It is in Leviticus 13:38-44, we read of the characteristics and symptoms of the leper.  Then we read in Leviticus 13:45-46, “And the leper in whom the plague is, his clothes shall be rent, and his head bare, and he shall put a covering upon his upper lip, and shall cry, Unclean, unclean. All the days wherein the plague shall be in him he shall be defiled; he is unclean: he shall dwell alone; without the camp shall his habitation be.”  Leprosy was highly contagious and so the leper was to separate himself from all the others, and if he came into close proximity to others, he was required to shout, “Unclean, unclean” to warn people to stay away from him. 

Because of lack of space, we will not go over all the rituals that had to be performed before this healed leper could be declared clean, but I greatly encourage you to read Leviticus 13 and 14 to learn more.

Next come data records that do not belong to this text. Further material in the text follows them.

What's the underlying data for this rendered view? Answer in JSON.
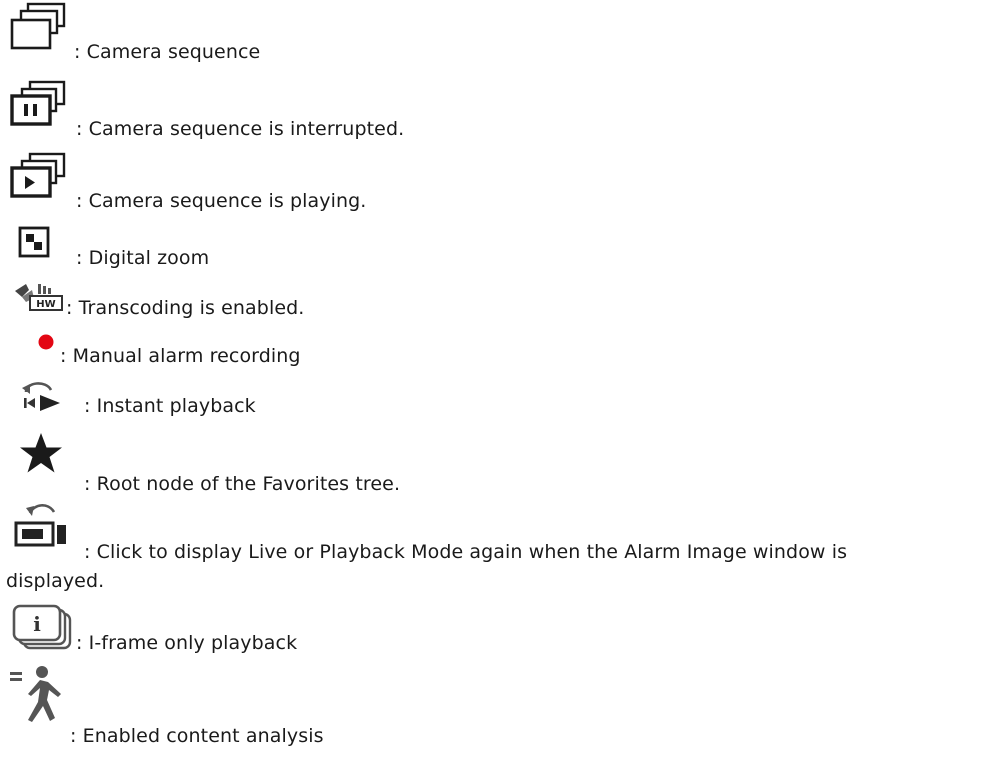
{
  "legend": {
    "items": [
      {
        "icon": "camera-sequence-icon",
        "text": ": Camera sequence"
      },
      {
        "icon": "camera-sequence-paused-icon",
        "text": ": Camera sequence is interrupted."
      },
      {
        "icon": "camera-sequence-playing-icon",
        "text": ": Camera sequence is playing."
      },
      {
        "icon": "digital-zoom-icon",
        "text": ": Digital zoom"
      },
      {
        "icon": "transcoding-hw-icon",
        "text": ": Transcoding is enabled."
      },
      {
        "icon": "record-dot-icon",
        "text": ": Manual alarm recording",
        "color": "#e30613"
      },
      {
        "icon": "instant-playback-icon",
        "text": ": Instant playback"
      },
      {
        "icon": "star-icon",
        "text": ": Root node of the Favorites tree."
      },
      {
        "icon": "back-to-live-icon",
        "text": ": Click to display Live or Playback Mode again when the Alarm Image window is",
        "text_cont": "displayed."
      },
      {
        "icon": "iframe-playback-icon",
        "text": ": I-frame only playback"
      },
      {
        "icon": "content-analysis-icon",
        "text": ": Enabled content analysis"
      }
    ]
  }
}
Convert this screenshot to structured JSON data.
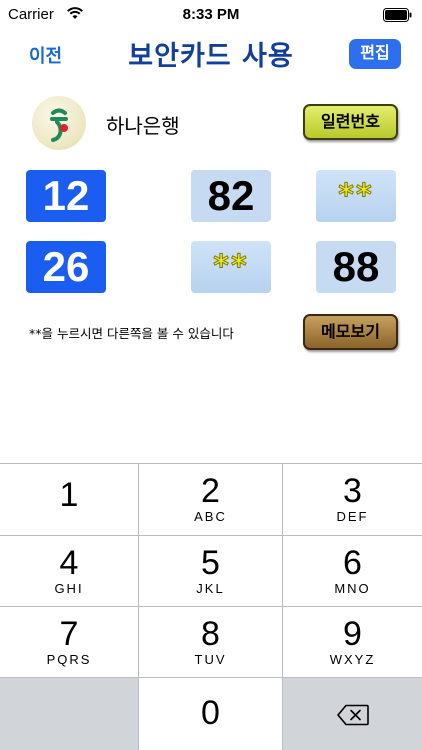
{
  "status": {
    "carrier": "Carrier",
    "time": "8:33 PM"
  },
  "nav": {
    "back_label": "이전",
    "title": "보안카드 사용",
    "edit_label": "편집"
  },
  "bank": {
    "name": "하나은행",
    "serial_label": "일련번호",
    "logo_glyph": "ㅎ"
  },
  "codes": [
    {
      "label": "12",
      "value": "82",
      "hidden": "**"
    },
    {
      "label": "26",
      "hidden": "**",
      "value": "88"
    }
  ],
  "hint": "**을 누르시면 다른쪽을 볼 수 있습니다",
  "memo_label": "메모보기",
  "keypad": [
    {
      "digit": "1",
      "letters": ""
    },
    {
      "digit": "2",
      "letters": "ABC"
    },
    {
      "digit": "3",
      "letters": "DEF"
    },
    {
      "digit": "4",
      "letters": "GHI"
    },
    {
      "digit": "5",
      "letters": "JKL"
    },
    {
      "digit": "6",
      "letters": "MNO"
    },
    {
      "digit": "7",
      "letters": "PQRS"
    },
    {
      "digit": "8",
      "letters": "TUV"
    },
    {
      "digit": "9",
      "letters": "WXYZ"
    },
    {
      "digit": "0",
      "letters": ""
    }
  ],
  "icons": {
    "delete": "backspace-icon",
    "wifi": "wifi-icon",
    "battery": "battery-icon"
  },
  "colors": {
    "accent": "#2e6ff0",
    "title": "#123f9c",
    "code_label_bg": "#1a5df0",
    "code_value_bg": "#c6dbf2",
    "hidden_star": "#f2ef1f",
    "bank_green": "#1f8a5a",
    "bank_red": "#d8262f"
  }
}
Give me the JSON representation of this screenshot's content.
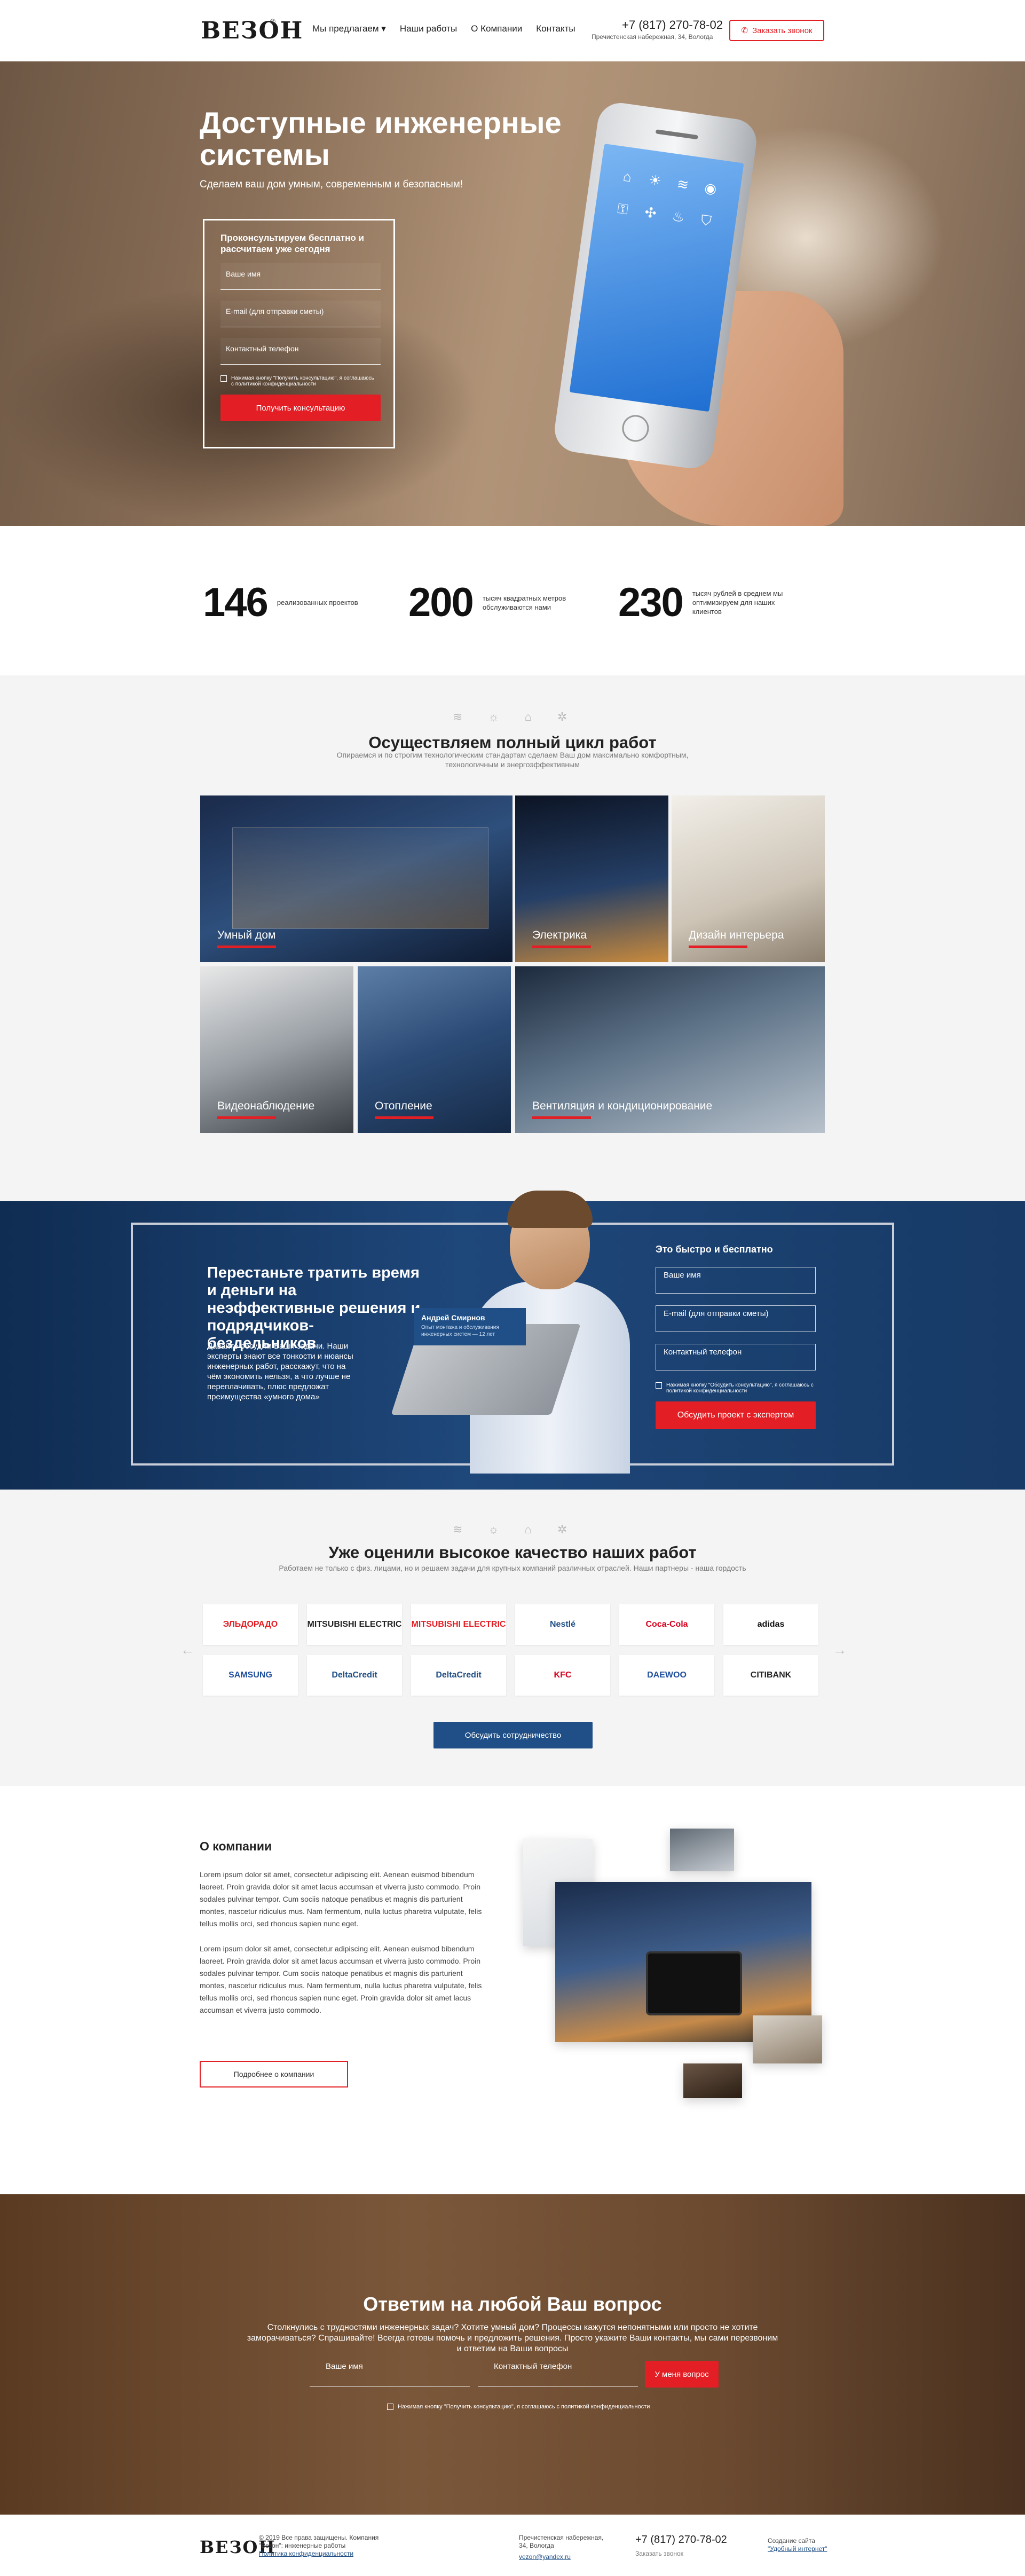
{
  "header": {
    "logo": "ВЕЗОН",
    "logo_reg": "®",
    "nav": [
      "Мы предлагаем",
      "Наши работы",
      "О Компании",
      "Контакты"
    ],
    "phone": "+7 (817) 270-78-02",
    "address": "Пречистенская набережная, 34, Вологда",
    "call_button": "Заказать звонок"
  },
  "hero": {
    "title": "Доступные инженерные системы",
    "subtitle": "Сделаем ваш дом умным, современным и безопасным!",
    "form_title": "Проконсультируем бесплатно и рассчитаем уже сегодня",
    "fields": [
      "Ваше имя",
      "E-mail (для отправки сметы)",
      "Контактный телефон"
    ],
    "agree": "Нажимая кнопку \"Получить консультацию\", я соглашаюсь с политикой конфиденциальности",
    "button": "Получить консультацию"
  },
  "stats": [
    {
      "number": "146",
      "text": "реализованных проектов"
    },
    {
      "number": "200",
      "text": "тысяч квадратных метров обслуживаются нами"
    },
    {
      "number": "230",
      "text": "тысяч рублей в среднем мы оптимизируем для наших клиентов"
    }
  ],
  "services": {
    "title": "Осуществляем полный цикл работ",
    "subtitle": "Опираемся и по строгим технологическим стандартам сделаем Ваш дом максимально комфортным, технологичным и энергоэффективным",
    "tiles": [
      "Умный дом",
      "Электрика",
      "Дизайн интерьера",
      "Видеонаблюдение",
      "Отопление",
      "Вентиляция и кондиционирование"
    ]
  },
  "expert": {
    "title": "Перестаньте тратить время и деньги на неэффективные решения и подрядчиков-бездельников",
    "text": "Давайте обсудим Ваши задачи. Наши эксперты знают все тонкости и нюансы инженерных работ, расскажут, что на чём экономить нельзя, а что лучше не переплачивать, плюс предложат преимущества «умного дома»",
    "person_name": "Андрей Смирнов",
    "person_role": "Опыт монтажа и обслуживания инженерных систем — 12 лет",
    "form_title": "Это быстро и бесплатно",
    "fields": [
      "Ваше имя",
      "E-mail (для отправки сметы)",
      "Контактный телефон"
    ],
    "agree": "Нажимая кнопку \"Обсудить консультацию\", я соглашаюсь с политикой конфиденциальности",
    "button": "Обсудить проект с экспертом"
  },
  "partners": {
    "title": "Уже оценили высокое качество наших работ",
    "subtitle": "Работаем не только с физ. лицами, но и решаем задачи для крупных компаний различных отраслей. Наши партнеры - наша гордость",
    "logos": [
      "ЭЛЬДОРАДО",
      "MITSUBISHI ELECTRIC",
      "MITSUBISHI ELECTRIC",
      "Nestlé",
      "Coca-Cola",
      "adidas",
      "SAMSUNG",
      "DeltaCredit",
      "DeltaCredit",
      "KFC",
      "DAEWOO",
      "CITIBANK"
    ],
    "logo_colors": [
      "#e31e24",
      "#222222",
      "#e31e24",
      "#1f4f86",
      "#d6001c",
      "#111111",
      "#1f4f9e",
      "#1f4f86",
      "#1f4f86",
      "#d6001c",
      "#1f4f9e",
      "#222222"
    ],
    "arrow_left": "←",
    "arrow_right": "→",
    "button": "Обсудить сотрудничество"
  },
  "about": {
    "title": "О компании",
    "paragraph1": "Lorem ipsum dolor sit amet, consectetur adipiscing elit. Aenean euismod bibendum laoreet. Proin gravida dolor sit amet lacus accumsan et viverra justo commodo. Proin sodales pulvinar tempor. Cum sociis natoque penatibus et magnis dis parturient montes, nascetur ridiculus mus. Nam fermentum, nulla luctus pharetra vulputate, felis tellus mollis orci, sed rhoncus sapien nunc eget.",
    "paragraph2": "Lorem ipsum dolor sit amet, consectetur adipiscing elit. Aenean euismod bibendum laoreet. Proin gravida dolor sit amet lacus accumsan et viverra justo commodo. Proin sodales pulvinar tempor. Cum sociis natoque penatibus et magnis dis parturient montes, nascetur ridiculus mus. Nam fermentum, nulla luctus pharetra vulputate, felis tellus mollis orci, sed rhoncus sapien nunc eget. Proin gravida dolor sit amet lacus accumsan et viverra justo commodo.",
    "button": "Подробнее о компании"
  },
  "question": {
    "title": "Ответим на любой Ваш вопрос",
    "subtitle": "Столкнулись с трудностями инженерных задач? Хотите умный дом? Процессы кажутся непонятными или просто не хотите заморачиваться? Спрашивайте! Всегда готовы помочь и предложить решения. Просто укажите Ваши контакты, мы сами перезвоним и ответим на Ваши вопросы",
    "fields": [
      "Ваше имя",
      "Контактный телефон"
    ],
    "button": "У меня вопрос",
    "agree": "Нажимая кнопку \"Получить консультацию\", я соглашаюсь с политикой конфиденциальности"
  },
  "footer": {
    "logo": "ВЕЗОН",
    "copyright": "© 2019 Все права защищены. Компания \"Везон\": инженерные работы",
    "privacy": "Политика конфиденциальности",
    "address": "Пречистенская набережная, 34, Вологда",
    "email": "vezon@yandex.ru",
    "phone": "+7 (817) 270-78-02",
    "call": "Заказать звонок",
    "dev_label": "Создание сайта",
    "dev_name": "\"Удобный интернет\""
  }
}
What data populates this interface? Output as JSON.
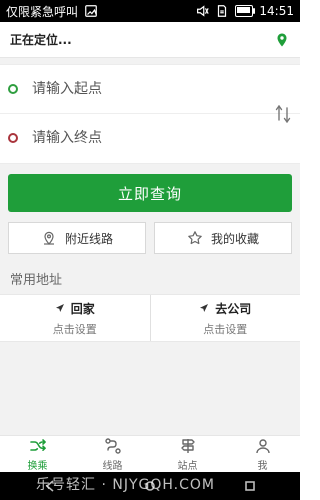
{
  "status": {
    "left_text": "仅限紧急呼叫",
    "time": "14:51"
  },
  "header": {
    "location_text": "正在定位..."
  },
  "route": {
    "start_placeholder": "请输入起点",
    "end_placeholder": "请输入终点"
  },
  "actions": {
    "query_label": "立即查询",
    "nearby_label": "附近线路",
    "favorites_label": "我的收藏"
  },
  "common": {
    "title": "常用地址",
    "home": {
      "label": "回家",
      "sub": "点击设置"
    },
    "company": {
      "label": "去公司",
      "sub": "点击设置"
    }
  },
  "tabs": [
    {
      "label": "换乘"
    },
    {
      "label": "线路"
    },
    {
      "label": "站点"
    },
    {
      "label": "我"
    }
  ],
  "system": {
    "watermark": "乐号轻汇 · NJYGQH.COM"
  },
  "colors": {
    "accent": "#1f9e3a",
    "start_dot": "#2e9e3f",
    "end_dot": "#a9343c"
  }
}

The main reason why leprosy is talked about so much in the Bible is that it is a striking illustration of sin’s destructive power in us. In ancient Israel, leprosy was a powerful object lesson of the devastating influence of sin in a person’s life.  To be healed and cleansed of leprosy required death and the shedding of blood.  Certainly, this is a type of how Christ died and shed His blood to take away the sins of the world as we read in 1 John 2:1-2, “My little children, these things write I unto you, that ye sin not. And if any man sin, we have an advocate with the Father, Jesus Christ the righteous: And he is the propitiation for our sins: and not for ours only, but also for the sins of the whole world.”  My friend, have you realized that you are a sinner and that you cannot rid yourself of your sin.  You need a savior.  You need someone who can pay your sin debt by dying for you and paying that debt you owe but cannot pay.  That, my friend, is the Lord Jesus Christ.  Speaking of Christ, we read in Colossians 1:14, “In whom we have redemption through his blood, even the forgiveness of sins.”  How do you receive Him as your savior and receive the forgiveness of sins?  Romans 10:9 says, “That if thou shalt confess with thy mouth the Lord Jesus, and shalt believe in thine heart that God hath raised him from the dead, thou shalt be saved.”  (CC)  (544.3)